Dataset excerpts:
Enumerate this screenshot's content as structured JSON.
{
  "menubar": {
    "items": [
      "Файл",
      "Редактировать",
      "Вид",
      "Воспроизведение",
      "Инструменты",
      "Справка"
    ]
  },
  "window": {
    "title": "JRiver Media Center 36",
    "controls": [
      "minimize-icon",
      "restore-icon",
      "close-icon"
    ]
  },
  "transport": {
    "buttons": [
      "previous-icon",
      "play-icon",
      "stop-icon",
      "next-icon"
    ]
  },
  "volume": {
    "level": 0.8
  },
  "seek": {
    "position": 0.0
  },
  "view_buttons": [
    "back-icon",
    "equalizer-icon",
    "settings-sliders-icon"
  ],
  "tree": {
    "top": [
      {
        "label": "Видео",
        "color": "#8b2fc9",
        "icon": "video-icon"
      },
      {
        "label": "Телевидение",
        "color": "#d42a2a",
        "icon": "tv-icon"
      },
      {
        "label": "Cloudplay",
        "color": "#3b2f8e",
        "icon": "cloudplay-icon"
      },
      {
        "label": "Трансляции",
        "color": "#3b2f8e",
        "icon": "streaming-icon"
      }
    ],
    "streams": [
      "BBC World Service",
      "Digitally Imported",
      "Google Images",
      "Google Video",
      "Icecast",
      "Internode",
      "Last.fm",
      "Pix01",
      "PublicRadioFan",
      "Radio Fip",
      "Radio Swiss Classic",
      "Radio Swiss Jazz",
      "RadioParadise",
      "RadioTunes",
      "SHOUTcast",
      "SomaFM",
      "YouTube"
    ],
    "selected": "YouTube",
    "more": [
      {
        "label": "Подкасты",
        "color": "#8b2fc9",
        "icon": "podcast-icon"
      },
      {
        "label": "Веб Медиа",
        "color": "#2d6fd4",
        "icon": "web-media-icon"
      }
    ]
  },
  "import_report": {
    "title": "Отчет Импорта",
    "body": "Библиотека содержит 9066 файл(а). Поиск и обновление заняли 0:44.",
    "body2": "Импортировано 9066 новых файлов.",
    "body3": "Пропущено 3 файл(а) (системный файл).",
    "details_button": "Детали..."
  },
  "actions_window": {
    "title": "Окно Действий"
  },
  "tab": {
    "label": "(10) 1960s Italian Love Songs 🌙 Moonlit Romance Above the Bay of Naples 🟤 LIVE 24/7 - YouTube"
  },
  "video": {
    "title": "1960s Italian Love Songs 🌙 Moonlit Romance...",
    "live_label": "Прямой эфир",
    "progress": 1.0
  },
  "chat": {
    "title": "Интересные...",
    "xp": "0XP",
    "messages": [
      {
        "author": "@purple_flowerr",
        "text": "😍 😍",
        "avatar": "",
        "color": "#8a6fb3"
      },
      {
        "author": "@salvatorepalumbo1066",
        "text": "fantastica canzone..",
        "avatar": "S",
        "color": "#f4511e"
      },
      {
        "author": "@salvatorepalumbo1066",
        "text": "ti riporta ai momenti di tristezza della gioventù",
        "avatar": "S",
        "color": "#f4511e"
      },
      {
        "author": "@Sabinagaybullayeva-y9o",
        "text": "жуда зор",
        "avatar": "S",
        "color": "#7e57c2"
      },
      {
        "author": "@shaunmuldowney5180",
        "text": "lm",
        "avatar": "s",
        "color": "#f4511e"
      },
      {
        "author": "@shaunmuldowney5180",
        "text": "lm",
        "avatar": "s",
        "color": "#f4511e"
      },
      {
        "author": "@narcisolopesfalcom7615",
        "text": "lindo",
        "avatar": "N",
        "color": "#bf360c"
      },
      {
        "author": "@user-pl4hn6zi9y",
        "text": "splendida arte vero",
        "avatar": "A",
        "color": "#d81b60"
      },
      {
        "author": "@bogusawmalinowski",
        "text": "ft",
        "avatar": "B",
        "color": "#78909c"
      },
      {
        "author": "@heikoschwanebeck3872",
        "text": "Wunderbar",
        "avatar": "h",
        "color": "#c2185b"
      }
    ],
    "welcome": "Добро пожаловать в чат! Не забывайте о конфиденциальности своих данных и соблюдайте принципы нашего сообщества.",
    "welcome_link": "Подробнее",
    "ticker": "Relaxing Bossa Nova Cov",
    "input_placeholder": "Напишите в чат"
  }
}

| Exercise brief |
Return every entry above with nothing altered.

| Task result |
Enumerate this screenshot's content as structured JSON.
{
  "menubar": {
    "items": [
      "Файл",
      "Редактировать",
      "Вид",
      "Воспроизведение",
      "Инструменты",
      "Справка"
    ]
  },
  "window": {
    "title": "JRiver Media Center 36",
    "controls": [
      "minimize-icon",
      "restore-icon",
      "close-icon"
    ]
  },
  "transport": {
    "buttons": [
      "previous-icon",
      "play-icon",
      "stop-icon",
      "next-icon"
    ]
  },
  "volume": {
    "level": 0.8
  },
  "seek": {
    "position": 0.0
  },
  "view_buttons": [
    "back-icon",
    "equalizer-icon",
    "settings-sliders-icon"
  ],
  "tree": {
    "top": [
      {
        "label": "Видео",
        "color": "#8b2fc9",
        "icon": "video-icon"
      },
      {
        "label": "Телевидение",
        "color": "#d42a2a",
        "icon": "tv-icon"
      },
      {
        "label": "Cloudplay",
        "color": "#3b2f8e",
        "icon": "cloudplay-icon"
      },
      {
        "label": "Трансляции",
        "color": "#3b2f8e",
        "icon": "streaming-icon"
      }
    ],
    "streams": [
      "BBC World Service",
      "Digitally Imported",
      "Google Images",
      "Google Video",
      "Icecast",
      "Internode",
      "Last.fm",
      "Pix01",
      "PublicRadioFan",
      "Radio Fip",
      "Radio Swiss Classic",
      "Radio Swiss Jazz",
      "RadioParadise",
      "RadioTunes",
      "SHOUTcast",
      "SomaFM",
      "YouTube"
    ],
    "selected": "YouTube",
    "more": [
      {
        "label": "Подкасты",
        "color": "#8b2fc9",
        "icon": "podcast-icon"
      },
      {
        "label": "Веб Медиа",
        "color": "#2d6fd4",
        "icon": "web-media-icon"
      }
    ]
  },
  "import_report": {
    "title": "Отчет Импорта",
    "body": "Библиотека содержит 9066 файл(а). Поиск и обновление заняли 0:44.",
    "body2": "Импортировано 9066 новых файлов.",
    "body3": "Пропущено 3 файл(а) (системный файл).",
    "details_button": "Детали..."
  },
  "actions_window": {
    "title": "Окно Действий"
  },
  "tab": {
    "label": "(10) 1960s Italian Love Songs 🌙 Moonlit Romance Above the Bay of Naples 🟤 LIVE 24/7 - YouTube"
  },
  "video": {
    "title": "1960s Italian Love Songs 🌙 Moonlit Romance...",
    "live_label": "Прямой эфир",
    "progress": 1.0
  },
  "chat": {
    "title": "Интересные...",
    "xp": "0XP",
    "messages": [
      {
        "author": "@purple_flowerr",
        "text": "😍 😍",
        "avatar": "",
        "color": "#8a6fb3"
      },
      {
        "author": "@salvatorepalumbo1066",
        "text": "fantastica canzone..",
        "avatar": "S",
        "color": "#f4511e"
      },
      {
        "author": "@salvatorepalumbo1066",
        "text": "ti riporta ai momenti di tristezza della gioventù",
        "avatar": "S",
        "color": "#f4511e"
      },
      {
        "author": "@Sabinagaybullayeva-y9o",
        "text": "жуда зор",
        "avatar": "S",
        "color": "#7e57c2"
      },
      {
        "author": "@shaunmuldowney5180",
        "text": "lm",
        "avatar": "s",
        "color": "#f4511e"
      },
      {
        "author": "@shaunmuldowney5180",
        "text": "lm",
        "avatar": "s",
        "color": "#f4511e"
      },
      {
        "author": "@narcisolopesfalcom7615",
        "text": "lindo",
        "avatar": "N",
        "color": "#bf360c"
      },
      {
        "author": "@user-pl4hn6zi9y",
        "text": "splendida arte vero",
        "avatar": "A",
        "color": "#d81b60"
      },
      {
        "author": "@bogusawmalinowski",
        "text": "ft",
        "avatar": "B",
        "color": "#78909c"
      },
      {
        "author": "@heikoschwanebeck3872",
        "text": "Wunderbar",
        "avatar": "h",
        "color": "#c2185b"
      }
    ],
    "welcome": "Добро пожаловать в чат! Не забывайте о конфиденциальности своих данных и соблюдайте принципы нашего сообщества.",
    "welcome_link": "Подробнее",
    "ticker": "Relaxing Bossa Nova Cov",
    "input_placeholder": "Напишите в чат"
  }
}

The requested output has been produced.